A federal judge ruled March 27 that the U.S. Bureau of Land Management and U.S. Forest Service illegally approved two adjacent natural gas drilling plans in western Colorado, finding that officials did not adequately analyze wildlife and climate impacts.
In the ruling U.S. District Judge Lewis T. Babcock faulted the two federal agencies for failing to account for downstream emissions from drilling and failing to adequately address potential harm to mule deer and elk.
"This is an important win for our public lands, the climate and the tenacity of the North Fork Valley community. Requiring the Bureau of Land Management to clearly and properly analyze all potential direct, indirect and cumulative impacts of this large-scale industrial oil and gas development project is absolutely critical to protecting the rare and irreplaceable ecosystem of the North Fork Valley and all those who rely on it," said Natasha Léger, executive director, Citizens for a Healthy Community.
"High Country Conservation Advocates is thrilled with the court's favorable ruling," said Matt Reed, public lands director at Crested Butte's High Country Conservation Advocates. "The Bull Mountain area is home to important populations of elk and mule deer, iconic species increasingly under threat from surrounding oil and gas development. Ensuring that impacts from this project are considered, analyzed, and adequately addressed is critical to maintaining their long-term vitality in the Upper North Fork."
In January 2018 Citizens for a Healthy Community, High Country Conservation Advocates, Wilderness Workshop, the Center for Biological Diversity, WildEarth Guardians and the Western Environmental Law Center filed suit to challenge the 146-well Bull Mountain Master Development Plan and an adjacent 25-well project.
This area is primarily private surface ownership with a majority of public minerals.
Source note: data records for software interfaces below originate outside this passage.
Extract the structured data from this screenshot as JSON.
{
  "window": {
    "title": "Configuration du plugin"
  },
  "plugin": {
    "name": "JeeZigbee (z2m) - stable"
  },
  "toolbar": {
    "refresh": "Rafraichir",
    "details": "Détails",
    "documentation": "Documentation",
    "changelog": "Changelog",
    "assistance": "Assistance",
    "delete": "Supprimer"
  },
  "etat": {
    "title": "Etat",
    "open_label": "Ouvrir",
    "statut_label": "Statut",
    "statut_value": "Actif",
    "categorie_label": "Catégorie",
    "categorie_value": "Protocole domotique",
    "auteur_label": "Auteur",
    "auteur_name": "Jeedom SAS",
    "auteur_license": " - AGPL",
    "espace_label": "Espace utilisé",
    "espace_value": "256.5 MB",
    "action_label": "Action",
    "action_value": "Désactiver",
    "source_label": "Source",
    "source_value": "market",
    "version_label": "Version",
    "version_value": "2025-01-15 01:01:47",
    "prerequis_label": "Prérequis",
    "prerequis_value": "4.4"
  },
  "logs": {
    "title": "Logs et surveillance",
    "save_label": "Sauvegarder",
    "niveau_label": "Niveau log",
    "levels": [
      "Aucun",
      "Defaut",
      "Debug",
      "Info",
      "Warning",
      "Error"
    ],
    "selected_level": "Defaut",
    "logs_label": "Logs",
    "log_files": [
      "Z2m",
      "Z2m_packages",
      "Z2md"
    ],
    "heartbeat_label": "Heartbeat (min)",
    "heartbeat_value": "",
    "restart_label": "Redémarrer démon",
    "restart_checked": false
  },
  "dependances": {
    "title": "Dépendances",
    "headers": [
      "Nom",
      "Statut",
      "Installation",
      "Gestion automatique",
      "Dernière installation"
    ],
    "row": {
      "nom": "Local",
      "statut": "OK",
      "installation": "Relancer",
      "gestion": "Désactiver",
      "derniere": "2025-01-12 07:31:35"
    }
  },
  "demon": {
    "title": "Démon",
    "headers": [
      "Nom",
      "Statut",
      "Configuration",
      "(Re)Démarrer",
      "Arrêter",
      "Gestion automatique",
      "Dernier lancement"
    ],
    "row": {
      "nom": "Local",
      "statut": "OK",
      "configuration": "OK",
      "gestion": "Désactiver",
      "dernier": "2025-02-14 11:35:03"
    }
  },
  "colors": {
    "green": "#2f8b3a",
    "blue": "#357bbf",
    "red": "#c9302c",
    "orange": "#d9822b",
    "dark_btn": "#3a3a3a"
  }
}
The BLM and Forest Service approved the drilling project after preparing an environmental assessment to analyze the environmental impacts.
In his ruling the judge said the Forest Service and BLM "acted in an arbitrary and capricious manner and violated NEPA by not taking a hard look at the foreseeable indirect effects resulting from the combustion of oil and gas" in their environmental analyses.